4. Be sure your name has some scalability. As you grow and as your business evolves, you want your name to grow with you too. For example, Domino's Pizza was smart not to add the promise of a 30-minute delivery in its name because their workers were accused of driving recklessly to keep their promise. They even had to drop their promise: Guaranteed delivery within 30 minutes or it's free. Good thing they didn't include it in the name. As technology changes so do business names. As International Business Machines Corp. moved from manufacturing to computer technology and consulting, it changed its name to just IBM.

5. Your name should also have a POOBA (Promise of an Obvious and Overt Benefit Always). That's what I like about Business GPS. It's overt and includes the promise that it will help guide your business. FedEx is another great overt name and it tells you what the business is about.

6. Keep it simple. It may even help you simplify your business. The naming of Boring But Brilliant that I told you about earlier, led to a retooling process that helped the owner simplify the business. As a result, the business is now bringing in more than $500,000 a year in revenue!

7. Avoid cute and clever! That's a big mistake I see owners make all the time. The problem with cute and clever is that it doesn't tell anyone what you're about.

8. Make sure it's memorable! Names like Google and Yahoo! are certainly memorable. But they also have a downside to them because they don't really tell you what they do. Which brings me to my next point

9. Determine how you're going to judge the names. You may want your business to be memorable and may not be as concerned with telling prospects what you do. If so, that's fine. But be clear when judging the value of the names what's important to you and to your market.

10. Your name should be a head-turner. It should make someone walking by or scanning the ads to stop and look. It should grab a prospect's attention.

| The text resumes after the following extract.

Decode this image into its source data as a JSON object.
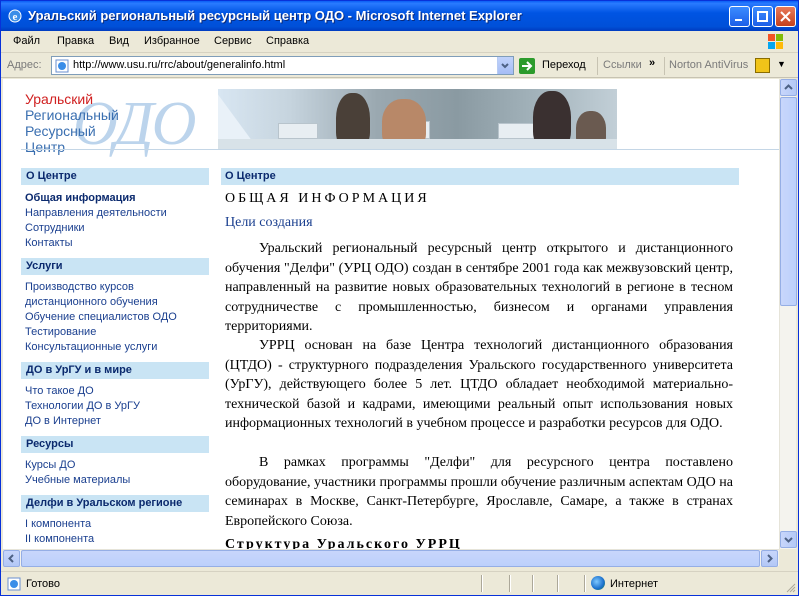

11. Make sure it has a Big Zig. Your Big Zig is what sets you apart from the competition so while others zag in the marketplace, you zig. Motley Fool, for example, has a Big Zig with its contrarian investment advice. And this brings me to my last point '

12. Your name should include a story behind it. A Big Zig, like the Motley Fool, invites prospects to ask, 'What's this company about?' You want to tell a story based on your name. Your story is a powerful part of your brand that should be reflected in your name. You've heard me talk about Lumpy Mail before and the name itself makes you want to find out more about it. Check it out for yourself at www.LumpyMail.com.

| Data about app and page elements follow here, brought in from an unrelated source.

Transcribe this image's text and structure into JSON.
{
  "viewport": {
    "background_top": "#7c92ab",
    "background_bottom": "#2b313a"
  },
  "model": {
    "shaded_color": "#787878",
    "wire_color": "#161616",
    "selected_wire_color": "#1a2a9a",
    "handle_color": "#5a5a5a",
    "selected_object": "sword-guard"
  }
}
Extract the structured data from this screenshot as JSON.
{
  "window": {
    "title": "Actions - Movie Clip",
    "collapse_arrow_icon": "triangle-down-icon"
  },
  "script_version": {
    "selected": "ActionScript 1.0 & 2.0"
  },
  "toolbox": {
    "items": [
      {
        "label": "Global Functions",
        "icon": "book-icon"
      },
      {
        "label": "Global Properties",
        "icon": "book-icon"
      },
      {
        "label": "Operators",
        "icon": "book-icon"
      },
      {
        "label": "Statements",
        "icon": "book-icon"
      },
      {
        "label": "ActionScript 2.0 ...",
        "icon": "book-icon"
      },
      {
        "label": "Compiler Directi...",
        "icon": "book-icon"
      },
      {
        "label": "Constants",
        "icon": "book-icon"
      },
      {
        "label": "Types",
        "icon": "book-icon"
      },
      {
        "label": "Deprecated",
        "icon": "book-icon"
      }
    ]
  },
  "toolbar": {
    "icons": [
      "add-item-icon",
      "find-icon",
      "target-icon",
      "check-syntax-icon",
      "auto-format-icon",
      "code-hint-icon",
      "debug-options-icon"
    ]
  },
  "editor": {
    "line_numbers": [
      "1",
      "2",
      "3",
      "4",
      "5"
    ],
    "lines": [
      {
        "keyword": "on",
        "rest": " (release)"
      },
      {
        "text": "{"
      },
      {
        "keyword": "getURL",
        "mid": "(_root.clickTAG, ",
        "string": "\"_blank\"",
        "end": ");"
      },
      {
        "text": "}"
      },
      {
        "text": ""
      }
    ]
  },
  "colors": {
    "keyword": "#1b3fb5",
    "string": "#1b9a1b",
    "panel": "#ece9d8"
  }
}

Let me be clear. Not every name is going to have all 12 of these elements in it. But you do want to figure out what's important to you in a name and what's not important before you launch into your naming process. It may take days or weeks before you come up with a winner. But when you do, you've got gold!

Taking you from where you are to where you want to go.


Jon Goldman

P.S. Got a favorite name for a business? Send it to me at JonGoldman@BrandLauncher.com. I'd love to hear about it.